Made direct amends to such people wherever possible, except when to do so would injure them or others.
The next step is to take action, after you agree to make changes.
Continued to take personal inventory and when we were wrong promptly admitted it.
Passing through these twelve Steps is a time-consuming process.
Even if the members have already completed their inventory, missteps are normal.
Step 10 provides a recognition that this is an ongoing process.
Through prayer and meditation endeavoured to improve our conscious contact with God as we perceived Him, praying only for learning His will for us and the strength to do it.
This step is a personal, spiritual one; it comprises acceptance and comfort in view of the great stress of recovery.
Having had a spiritual awakening as the result of these steps, we tried to carry this message to others, and to practice these principles in all our affairs.
The last step includes perception that the persons journey is not over yet.
It is a support group and members get to assist other members get through the whole process.

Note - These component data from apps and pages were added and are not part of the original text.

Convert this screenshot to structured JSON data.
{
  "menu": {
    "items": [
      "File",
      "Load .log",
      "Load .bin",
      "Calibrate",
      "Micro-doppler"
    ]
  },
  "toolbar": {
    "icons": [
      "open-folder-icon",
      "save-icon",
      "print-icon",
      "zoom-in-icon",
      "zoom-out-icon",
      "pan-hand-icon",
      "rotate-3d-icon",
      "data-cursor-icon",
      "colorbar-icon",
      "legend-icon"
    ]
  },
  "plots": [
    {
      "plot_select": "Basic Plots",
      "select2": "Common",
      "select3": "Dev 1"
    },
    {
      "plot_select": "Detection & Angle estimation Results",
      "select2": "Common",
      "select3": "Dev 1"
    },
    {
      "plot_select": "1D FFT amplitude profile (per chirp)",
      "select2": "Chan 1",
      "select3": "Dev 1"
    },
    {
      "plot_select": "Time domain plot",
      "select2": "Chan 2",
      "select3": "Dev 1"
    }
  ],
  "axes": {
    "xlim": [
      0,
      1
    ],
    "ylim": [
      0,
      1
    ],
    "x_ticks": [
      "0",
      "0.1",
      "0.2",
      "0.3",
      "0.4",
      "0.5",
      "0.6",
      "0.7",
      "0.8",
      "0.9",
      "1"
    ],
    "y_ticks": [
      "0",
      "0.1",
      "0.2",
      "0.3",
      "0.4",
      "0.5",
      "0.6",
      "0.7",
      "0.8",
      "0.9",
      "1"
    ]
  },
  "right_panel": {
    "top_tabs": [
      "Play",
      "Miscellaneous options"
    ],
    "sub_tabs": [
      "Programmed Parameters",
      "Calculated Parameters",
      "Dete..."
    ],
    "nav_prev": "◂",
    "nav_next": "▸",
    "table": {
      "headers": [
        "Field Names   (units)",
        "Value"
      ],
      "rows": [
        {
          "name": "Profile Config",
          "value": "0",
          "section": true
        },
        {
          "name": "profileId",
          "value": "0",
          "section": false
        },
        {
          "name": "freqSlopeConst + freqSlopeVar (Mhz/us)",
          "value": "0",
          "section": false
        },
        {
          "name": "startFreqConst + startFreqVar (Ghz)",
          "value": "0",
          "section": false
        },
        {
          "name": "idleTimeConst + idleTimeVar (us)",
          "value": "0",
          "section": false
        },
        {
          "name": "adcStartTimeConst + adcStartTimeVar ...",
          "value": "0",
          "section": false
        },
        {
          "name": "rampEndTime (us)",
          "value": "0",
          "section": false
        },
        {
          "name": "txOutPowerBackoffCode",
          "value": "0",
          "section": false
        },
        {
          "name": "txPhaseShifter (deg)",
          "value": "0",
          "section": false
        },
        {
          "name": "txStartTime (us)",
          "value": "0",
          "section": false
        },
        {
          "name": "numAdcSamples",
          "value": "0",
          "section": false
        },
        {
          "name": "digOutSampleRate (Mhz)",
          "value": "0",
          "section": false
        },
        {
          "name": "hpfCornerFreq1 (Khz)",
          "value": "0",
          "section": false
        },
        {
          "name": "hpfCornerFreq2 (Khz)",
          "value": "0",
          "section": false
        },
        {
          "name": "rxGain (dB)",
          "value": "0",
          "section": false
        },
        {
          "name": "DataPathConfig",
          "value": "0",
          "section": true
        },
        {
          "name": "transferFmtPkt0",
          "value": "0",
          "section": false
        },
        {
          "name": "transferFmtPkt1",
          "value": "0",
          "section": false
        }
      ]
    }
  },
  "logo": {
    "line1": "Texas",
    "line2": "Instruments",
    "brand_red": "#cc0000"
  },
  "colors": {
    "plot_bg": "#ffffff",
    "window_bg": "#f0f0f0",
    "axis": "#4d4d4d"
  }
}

A Greater Understanding Of The Higher Power
Despite Al-Anon not being a religious program of any kind, the members within do have an acceptance of a greater power. The "higher power" or God is according to each person's perception of whom they consider Him to be. Al-Anon gladly accepts members from all religious traditions and denominations; nobody is forced to alter their beliefs here.